Core rotations General surgery (eight weeks, although some COMs allow two four-week rotations) Internal medicine (eight weeks, although some COMs allow two four-week rotations) OB/GYN (eight weeks, although some COMs allow two four-week rotations) Pediatrics (four-week rotation)

Can you choose where to do clinical rotations?

The bright side is you can choose your elective rotations. School policies will differ on how they determine a rotation schedule. Depending on the number of students in your class, you will likely be assigned to a clinical site with a few classmates.

What is the hardest rotation in medical school?

Third-year, in my opinion, has been the hardest year of medical school thus far. It is physically exhausting, as the hours can range from as little as 8 hours per day to as much as a 30-hour overnight shift, but generally land somewhere in the 12-14 hour range.

How do you order 3rd year rotations?

Here’s what we can recommend considering:

  1. Start with Family Medicine.
  2. Take Internal Medicine and OB/GYN before Surgery.
  3. Take Surgery next to last.
  4. Or take Surgery first.
  5. Whatever you do, just don’t leave the most difficult clerkship for last.
  6. Consider the specialty you’d like to go into.

How do you schedule a 4th year medical school?

Planning 4th year of med school

  1. Start planning EARLY.
  2. Stay organized.
  3. Plan around interview season.
  4. Decide how many away rotations/auditions you want to do.
  5. Decide where you want to do audition rotations.
  6. Apply for auditions at programs.
  7. Be ready to apply day 1.
  8. Some rotations will require a personal statement.

Where do SGU students do clinical rotations?

SGU students complete their clinical training at US hospitals and centers with postgraduate programs that have been approved by the Accreditation Council for Graduate Medical Education (ACGME). They do their rotations right alongside students attending US medical schools.

How do rotations work in med school?

Third and fourth year medical students do rotations at hospitals and clinics affiliated with their school, culminating with taking (and passing) USMLE Step 2. Students doing rotations assist residents in a particular specialty such as surgery, pediatrics, internal medicine or psychiatry.

How do third year students study medical school?

Use your patients to reinforce knowledge that you need to learn for your shelf exams. Look for the typical physical exam, imaging, and lab findings that they should have, review what each medication they are on and how it is being used, and understand what the treatment plan is for the patient.

What is 4th year of medical school like?

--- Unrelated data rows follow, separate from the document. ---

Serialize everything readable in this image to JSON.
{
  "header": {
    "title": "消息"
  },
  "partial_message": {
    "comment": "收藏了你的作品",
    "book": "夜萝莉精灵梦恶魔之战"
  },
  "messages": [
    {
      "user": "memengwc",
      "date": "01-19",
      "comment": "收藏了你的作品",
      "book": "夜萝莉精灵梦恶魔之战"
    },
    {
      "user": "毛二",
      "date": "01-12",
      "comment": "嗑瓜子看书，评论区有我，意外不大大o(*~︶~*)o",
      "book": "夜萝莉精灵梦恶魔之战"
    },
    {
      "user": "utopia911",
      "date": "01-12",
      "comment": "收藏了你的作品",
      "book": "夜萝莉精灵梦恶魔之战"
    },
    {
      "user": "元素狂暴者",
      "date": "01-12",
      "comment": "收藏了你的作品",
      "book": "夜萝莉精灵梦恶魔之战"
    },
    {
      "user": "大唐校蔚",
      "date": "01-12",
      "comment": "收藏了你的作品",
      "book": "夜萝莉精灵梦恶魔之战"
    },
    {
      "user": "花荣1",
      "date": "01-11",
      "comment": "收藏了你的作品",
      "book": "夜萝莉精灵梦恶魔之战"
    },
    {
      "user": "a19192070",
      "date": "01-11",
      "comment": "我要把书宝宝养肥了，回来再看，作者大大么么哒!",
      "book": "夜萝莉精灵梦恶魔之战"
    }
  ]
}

As a final-year medical student, you have more autonomy and independence, but not completely without residents and attendings guiding you along the way. There’s a lot of great training in the fourth year, and you learn how to be efficient and manage your time — skills that you need for residency.”

Begin typing your search term above and press enter to search. Press ESC to cancel.

Back To Top